# The data:
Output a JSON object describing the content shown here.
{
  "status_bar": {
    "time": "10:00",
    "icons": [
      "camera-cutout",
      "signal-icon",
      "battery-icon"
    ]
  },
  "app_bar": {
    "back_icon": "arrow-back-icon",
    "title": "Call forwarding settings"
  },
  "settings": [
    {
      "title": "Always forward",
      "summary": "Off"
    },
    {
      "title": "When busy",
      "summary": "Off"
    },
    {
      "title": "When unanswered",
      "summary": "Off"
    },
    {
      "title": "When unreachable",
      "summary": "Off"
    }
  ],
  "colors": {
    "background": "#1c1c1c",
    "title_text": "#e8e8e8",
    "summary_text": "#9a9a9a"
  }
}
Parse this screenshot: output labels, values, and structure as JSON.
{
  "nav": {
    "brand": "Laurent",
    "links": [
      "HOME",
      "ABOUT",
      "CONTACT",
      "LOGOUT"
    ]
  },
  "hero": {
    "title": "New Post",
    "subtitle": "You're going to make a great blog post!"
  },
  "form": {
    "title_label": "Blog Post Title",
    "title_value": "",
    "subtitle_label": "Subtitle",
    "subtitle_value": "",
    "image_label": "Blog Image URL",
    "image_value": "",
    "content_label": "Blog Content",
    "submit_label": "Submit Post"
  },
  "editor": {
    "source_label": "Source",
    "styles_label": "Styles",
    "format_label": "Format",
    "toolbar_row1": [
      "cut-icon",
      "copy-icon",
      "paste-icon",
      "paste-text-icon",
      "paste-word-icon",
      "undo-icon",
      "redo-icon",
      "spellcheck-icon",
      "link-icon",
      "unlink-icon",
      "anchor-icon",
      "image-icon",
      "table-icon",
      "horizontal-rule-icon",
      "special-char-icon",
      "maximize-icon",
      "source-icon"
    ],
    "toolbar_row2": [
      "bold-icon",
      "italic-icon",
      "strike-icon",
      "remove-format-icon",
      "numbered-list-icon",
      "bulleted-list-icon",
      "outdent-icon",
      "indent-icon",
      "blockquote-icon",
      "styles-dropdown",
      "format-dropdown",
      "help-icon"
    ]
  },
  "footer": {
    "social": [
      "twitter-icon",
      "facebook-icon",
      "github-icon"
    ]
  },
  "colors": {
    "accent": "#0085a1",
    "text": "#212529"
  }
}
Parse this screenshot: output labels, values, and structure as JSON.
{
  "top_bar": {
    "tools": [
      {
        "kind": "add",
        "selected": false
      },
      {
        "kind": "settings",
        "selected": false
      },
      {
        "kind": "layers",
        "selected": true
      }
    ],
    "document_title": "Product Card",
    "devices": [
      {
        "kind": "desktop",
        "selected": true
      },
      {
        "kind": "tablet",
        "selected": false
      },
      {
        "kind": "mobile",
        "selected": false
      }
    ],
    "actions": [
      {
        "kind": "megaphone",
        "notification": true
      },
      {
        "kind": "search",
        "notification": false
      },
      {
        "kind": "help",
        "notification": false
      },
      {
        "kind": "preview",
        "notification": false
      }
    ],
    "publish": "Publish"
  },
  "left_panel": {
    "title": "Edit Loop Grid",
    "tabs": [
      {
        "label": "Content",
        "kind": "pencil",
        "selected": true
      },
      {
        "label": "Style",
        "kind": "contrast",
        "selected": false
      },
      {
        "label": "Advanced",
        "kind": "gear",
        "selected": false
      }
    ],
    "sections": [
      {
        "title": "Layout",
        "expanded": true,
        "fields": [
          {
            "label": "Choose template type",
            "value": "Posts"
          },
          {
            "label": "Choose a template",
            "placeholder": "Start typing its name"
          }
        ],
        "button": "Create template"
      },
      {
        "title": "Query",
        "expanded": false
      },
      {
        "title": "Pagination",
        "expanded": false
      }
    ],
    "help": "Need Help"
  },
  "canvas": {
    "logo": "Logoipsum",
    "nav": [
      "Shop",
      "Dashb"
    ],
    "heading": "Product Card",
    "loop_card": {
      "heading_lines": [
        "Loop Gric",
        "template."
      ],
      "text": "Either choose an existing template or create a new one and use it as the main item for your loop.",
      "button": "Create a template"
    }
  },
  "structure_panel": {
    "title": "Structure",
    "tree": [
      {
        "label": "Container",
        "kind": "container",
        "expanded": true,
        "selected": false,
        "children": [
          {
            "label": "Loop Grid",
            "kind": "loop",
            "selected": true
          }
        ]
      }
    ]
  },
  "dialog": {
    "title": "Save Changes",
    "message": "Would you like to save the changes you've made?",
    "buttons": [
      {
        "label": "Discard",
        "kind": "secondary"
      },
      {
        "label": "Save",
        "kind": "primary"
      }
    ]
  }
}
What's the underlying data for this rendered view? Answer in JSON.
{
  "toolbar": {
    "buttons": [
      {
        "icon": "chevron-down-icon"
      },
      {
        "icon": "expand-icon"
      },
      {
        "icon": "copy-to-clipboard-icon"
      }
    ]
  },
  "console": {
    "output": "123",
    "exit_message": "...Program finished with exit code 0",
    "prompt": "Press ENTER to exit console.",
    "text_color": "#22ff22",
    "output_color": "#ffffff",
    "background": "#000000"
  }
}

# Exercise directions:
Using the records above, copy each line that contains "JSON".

# Solution to this task:
Output a JSON object describing the content shown here.
Parse this screenshot: output labels, values, and structure as JSON.
Parse this screenshot: output labels, values, and structure as JSON.
What's the underlying data for this rendered view? Answer in JSON.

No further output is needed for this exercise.